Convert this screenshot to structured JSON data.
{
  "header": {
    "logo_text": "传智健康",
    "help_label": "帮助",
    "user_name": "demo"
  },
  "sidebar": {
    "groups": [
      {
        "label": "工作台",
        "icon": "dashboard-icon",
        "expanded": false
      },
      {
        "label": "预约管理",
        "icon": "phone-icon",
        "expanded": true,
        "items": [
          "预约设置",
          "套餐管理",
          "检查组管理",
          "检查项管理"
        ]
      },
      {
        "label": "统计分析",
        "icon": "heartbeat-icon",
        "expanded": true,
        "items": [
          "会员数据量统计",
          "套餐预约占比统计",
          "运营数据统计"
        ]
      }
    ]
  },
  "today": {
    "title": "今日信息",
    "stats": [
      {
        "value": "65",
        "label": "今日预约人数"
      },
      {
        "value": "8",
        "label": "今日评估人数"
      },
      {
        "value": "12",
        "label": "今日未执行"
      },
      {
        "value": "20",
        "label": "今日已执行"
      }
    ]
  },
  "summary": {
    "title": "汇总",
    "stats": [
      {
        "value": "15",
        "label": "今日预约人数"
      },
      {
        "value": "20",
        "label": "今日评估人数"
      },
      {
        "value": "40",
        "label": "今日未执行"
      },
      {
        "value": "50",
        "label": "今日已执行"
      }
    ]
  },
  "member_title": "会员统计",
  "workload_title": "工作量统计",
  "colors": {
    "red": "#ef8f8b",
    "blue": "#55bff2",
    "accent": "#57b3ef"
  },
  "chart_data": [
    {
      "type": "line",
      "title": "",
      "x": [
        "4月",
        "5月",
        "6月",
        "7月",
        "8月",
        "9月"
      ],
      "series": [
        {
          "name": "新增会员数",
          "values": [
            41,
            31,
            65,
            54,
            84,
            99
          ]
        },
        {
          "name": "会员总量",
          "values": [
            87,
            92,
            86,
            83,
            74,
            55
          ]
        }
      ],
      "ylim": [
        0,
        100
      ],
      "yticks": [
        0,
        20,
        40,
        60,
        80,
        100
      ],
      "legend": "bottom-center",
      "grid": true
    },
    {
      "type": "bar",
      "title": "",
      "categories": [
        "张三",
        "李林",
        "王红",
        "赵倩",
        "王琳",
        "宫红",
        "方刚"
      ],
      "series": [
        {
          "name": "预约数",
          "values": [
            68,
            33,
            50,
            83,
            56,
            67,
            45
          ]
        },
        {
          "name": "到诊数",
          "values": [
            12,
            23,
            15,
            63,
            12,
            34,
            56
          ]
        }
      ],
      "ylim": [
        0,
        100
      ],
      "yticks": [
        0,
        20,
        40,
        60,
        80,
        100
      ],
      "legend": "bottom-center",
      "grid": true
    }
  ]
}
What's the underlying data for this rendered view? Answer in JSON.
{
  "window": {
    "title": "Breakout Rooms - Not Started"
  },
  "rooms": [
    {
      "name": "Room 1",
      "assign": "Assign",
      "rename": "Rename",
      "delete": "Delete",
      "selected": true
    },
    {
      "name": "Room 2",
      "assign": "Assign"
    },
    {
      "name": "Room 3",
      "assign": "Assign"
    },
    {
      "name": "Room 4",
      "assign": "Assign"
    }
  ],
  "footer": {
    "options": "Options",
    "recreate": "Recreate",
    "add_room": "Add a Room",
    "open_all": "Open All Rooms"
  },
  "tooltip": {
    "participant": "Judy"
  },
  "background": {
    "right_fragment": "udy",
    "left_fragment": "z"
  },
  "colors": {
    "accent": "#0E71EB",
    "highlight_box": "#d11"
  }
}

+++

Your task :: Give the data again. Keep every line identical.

Exercise result ::
Convert this screenshot to structured JSON data.
{
  "header": {
    "logo_text": "传智健康",
    "help_label": "帮助",
    "user_name": "demo"
  },
  "sidebar": {
    "groups": [
      {
        "label": "工作台",
        "icon": "dashboard-icon",
        "expanded": false
      },
      {
        "label": "预约管理",
        "icon": "phone-icon",
        "expanded": true,
        "items": [
          "预约设置",
          "套餐管理",
          "检查组管理",
          "检查项管理"
        ]
      },
      {
        "label": "统计分析",
        "icon": "heartbeat-icon",
        "expanded": true,
        "items": [
          "会员数据量统计",
          "套餐预约占比统计",
          "运营数据统计"
        ]
      }
    ]
  },
  "today": {
    "title": "今日信息",
    "stats": [
      {
        "value": "65",
        "label": "今日预约人数"
      },
      {
        "value": "8",
        "label": "今日评估人数"
      },
      {
        "value": "12",
        "label": "今日未执行"
      },
      {
        "value": "20",
        "label": "今日已执行"
      }
    ]
  },
  "summary": {
    "title": "汇总",
    "stats": [
      {
        "value": "15",
        "label": "今日预约人数"
      },
      {
        "value": "20",
        "label": "今日评估人数"
      },
      {
        "value": "40",
        "label": "今日未执行"
      },
      {
        "value": "50",
        "label": "今日已执行"
      }
    ]
  },
  "member_title": "会员统计",
  "workload_title": "工作量统计",
  "colors": {
    "red": "#ef8f8b",
    "blue": "#55bff2",
    "accent": "#57b3ef"
  },
  "chart_data": [
    {
      "type": "line",
      "title": "",
      "x": [
        "4月",
        "5月",
        "6月",
        "7月",
        "8月",
        "9月"
      ],
      "series": [
        {
          "name": "新增会员数",
          "values": [
            41,
            31,
            65,
            54,
            84,
            99
          ]
        },
        {
          "name": "会员总量",
          "values": [
            87,
            92,
            86,
            83,
            74,
            55
          ]
        }
      ],
      "ylim": [
        0,
        100
      ],
      "yticks": [
        0,
        20,
        40,
        60,
        80,
        100
      ],
      "legend": "bottom-center",
      "grid": true
    },
    {
      "type": "bar",
      "title": "",
      "categories": [
        "张三",
        "李林",
        "王红",
        "赵倩",
        "王琳",
        "宫红",
        "方刚"
      ],
      "series": [
        {
          "name": "预约数",
          "values": [
            68,
            33,
            50,
            83,
            56,
            67,
            45
          ]
        },
        {
          "name": "到诊数",
          "values": [
            12,
            23,
            15,
            63,
            12,
            34,
            56
          ]
        }
      ],
      "ylim": [
        0,
        100
      ],
      "yticks": [
        0,
        20,
        40,
        60,
        80,
        100
      ],
      "legend": "bottom-center",
      "grid": true
    }
  ]
}
What's the underlying data for this rendered view? Answer in JSON.
{
  "window": {
    "title": "Breakout Rooms - Not Started"
  },
  "rooms": [
    {
      "name": "Room 1",
      "assign": "Assign",
      "rename": "Rename",
      "delete": "Delete",
      "selected": true
    },
    {
      "name": "Room 2",
      "assign": "Assign"
    },
    {
      "name": "Room 3",
      "assign": "Assign"
    },
    {
      "name": "Room 4",
      "assign": "Assign"
    }
  ],
  "footer": {
    "options": "Options",
    "recreate": "Recreate",
    "add_room": "Add a Room",
    "open_all": "Open All Rooms"
  },
  "tooltip": {
    "participant": "Judy"
  },
  "background": {
    "right_fragment": "udy",
    "left_fragment": "z"
  },
  "colors": {
    "accent": "#0E71EB",
    "highlight_box": "#d11"
  }
}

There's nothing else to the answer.